THE PROBLEM:
Each entry below is to be printed verbatim.
--- SOURCE MATERIAL Enclosed Below ---
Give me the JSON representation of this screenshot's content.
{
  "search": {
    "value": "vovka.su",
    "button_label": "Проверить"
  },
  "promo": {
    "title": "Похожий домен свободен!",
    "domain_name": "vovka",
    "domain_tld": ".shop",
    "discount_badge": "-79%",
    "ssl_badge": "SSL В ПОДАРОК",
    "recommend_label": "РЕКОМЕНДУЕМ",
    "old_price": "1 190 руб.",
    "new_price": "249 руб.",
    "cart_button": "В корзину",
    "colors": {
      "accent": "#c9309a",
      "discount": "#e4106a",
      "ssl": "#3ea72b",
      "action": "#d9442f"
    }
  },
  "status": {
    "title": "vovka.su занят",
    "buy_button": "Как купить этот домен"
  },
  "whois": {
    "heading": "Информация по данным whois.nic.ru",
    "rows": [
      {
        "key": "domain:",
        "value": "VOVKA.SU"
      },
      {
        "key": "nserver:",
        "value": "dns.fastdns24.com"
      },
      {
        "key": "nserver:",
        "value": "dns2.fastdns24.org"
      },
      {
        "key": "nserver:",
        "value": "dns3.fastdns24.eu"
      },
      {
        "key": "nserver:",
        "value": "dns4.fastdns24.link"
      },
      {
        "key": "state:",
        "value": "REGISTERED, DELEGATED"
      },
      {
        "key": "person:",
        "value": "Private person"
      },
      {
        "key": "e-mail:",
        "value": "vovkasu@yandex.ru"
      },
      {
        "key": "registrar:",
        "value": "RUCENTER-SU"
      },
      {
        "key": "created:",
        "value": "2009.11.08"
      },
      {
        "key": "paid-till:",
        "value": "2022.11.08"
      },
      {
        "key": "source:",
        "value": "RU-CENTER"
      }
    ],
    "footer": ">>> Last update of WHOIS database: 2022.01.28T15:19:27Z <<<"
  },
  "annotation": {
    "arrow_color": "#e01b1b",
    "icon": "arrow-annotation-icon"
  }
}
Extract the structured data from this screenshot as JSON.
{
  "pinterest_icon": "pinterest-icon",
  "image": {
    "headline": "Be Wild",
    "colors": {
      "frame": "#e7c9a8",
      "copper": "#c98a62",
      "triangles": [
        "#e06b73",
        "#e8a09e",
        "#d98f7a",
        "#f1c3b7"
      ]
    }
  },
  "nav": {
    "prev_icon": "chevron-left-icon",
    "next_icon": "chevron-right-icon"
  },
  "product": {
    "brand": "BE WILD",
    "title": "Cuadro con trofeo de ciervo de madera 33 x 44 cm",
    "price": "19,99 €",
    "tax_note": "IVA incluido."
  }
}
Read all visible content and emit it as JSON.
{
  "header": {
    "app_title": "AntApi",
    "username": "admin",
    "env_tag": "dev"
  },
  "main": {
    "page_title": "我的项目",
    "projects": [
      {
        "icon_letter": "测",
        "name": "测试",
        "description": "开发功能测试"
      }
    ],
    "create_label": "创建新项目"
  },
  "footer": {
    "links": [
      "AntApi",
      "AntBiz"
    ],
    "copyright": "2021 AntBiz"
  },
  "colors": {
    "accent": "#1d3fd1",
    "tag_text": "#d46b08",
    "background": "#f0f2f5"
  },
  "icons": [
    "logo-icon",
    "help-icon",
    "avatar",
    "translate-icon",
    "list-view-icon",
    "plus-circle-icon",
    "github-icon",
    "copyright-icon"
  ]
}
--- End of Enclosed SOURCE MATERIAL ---
ANSWER TO THIS EXERCISE:
Give me the JSON representation of this screenshot's content.
{
  "search": {
    "value": "vovka.su",
    "button_label": "Проверить"
  },
  "promo": {
    "title": "Похожий домен свободен!",
    "domain_name": "vovka",
    "domain_tld": ".shop",
    "discount_badge": "-79%",
    "ssl_badge": "SSL В ПОДАРОК",
    "recommend_label": "РЕКОМЕНДУЕМ",
    "old_price": "1 190 руб.",
    "new_price": "249 руб.",
    "cart_button": "В корзину",
    "colors": {
      "accent": "#c9309a",
      "discount": "#e4106a",
      "ssl": "#3ea72b",
      "action": "#d9442f"
    }
  },
  "status": {
    "title": "vovka.su занят",
    "buy_button": "Как купить этот домен"
  },
  "whois": {
    "heading": "Информация по данным whois.nic.ru",
    "rows": [
      {
        "key": "domain:",
        "value": "VOVKA.SU"
      },
      {
        "key": "nserver:",
        "value": "dns.fastdns24.com"
      },
      {
        "key": "nserver:",
        "value": "dns2.fastdns24.org"
      },
      {
        "key": "nserver:",
        "value": "dns3.fastdns24.eu"
      },
      {
        "key": "nserver:",
        "value": "dns4.fastdns24.link"
      },
      {
        "key": "state:",
        "value": "REGISTERED, DELEGATED"
      },
      {
        "key": "person:",
        "value": "Private person"
      },
      {
        "key": "e-mail:",
        "value": "vovkasu@yandex.ru"
      },
      {
        "key": "registrar:",
        "value": "RUCENTER-SU"
      },
      {
        "key": "created:",
        "value": "2009.11.08"
      },
      {
        "key": "paid-till:",
        "value": "2022.11.08"
      },
      {
        "key": "source:",
        "value": "RU-CENTER"
      }
    ],
    "footer": ">>> Last update of WHOIS database: 2022.01.28T15:19:27Z <<<"
  },
  "annotation": {
    "arrow_color": "#e01b1b",
    "icon": "arrow-annotation-icon"
  }
}
Extract the structured data from this screenshot as JSON.
{
  "pinterest_icon": "pinterest-icon",
  "image": {
    "headline": "Be Wild",
    "colors": {
      "frame": "#e7c9a8",
      "copper": "#c98a62",
      "triangles": [
        "#e06b73",
        "#e8a09e",
        "#d98f7a",
        "#f1c3b7"
      ]
    }
  },
  "nav": {
    "prev_icon": "chevron-left-icon",
    "next_icon": "chevron-right-icon"
  },
  "product": {
    "brand": "BE WILD",
    "title": "Cuadro con trofeo de ciervo de madera 33 x 44 cm",
    "price": "19,99 €",
    "tax_note": "IVA incluido."
  }
}
Read all visible content and emit it as JSON.
{
  "header": {
    "app_title": "AntApi",
    "username": "admin",
    "env_tag": "dev"
  },
  "main": {
    "page_title": "我的项目",
    "projects": [
      {
        "icon_letter": "测",
        "name": "测试",
        "description": "开发功能测试"
      }
    ],
    "create_label": "创建新项目"
  },
  "footer": {
    "links": [
      "AntApi",
      "AntBiz"
    ],
    "copyright": "2021 AntBiz"
  },
  "colors": {
    "accent": "#1d3fd1",
    "tag_text": "#d46b08",
    "background": "#f0f2f5"
  },
  "icons": [
    "logo-icon",
    "help-icon",
    "avatar",
    "translate-icon",
    "list-view-icon",
    "plus-circle-icon",
    "github-icon",
    "copyright-icon"
  ]
}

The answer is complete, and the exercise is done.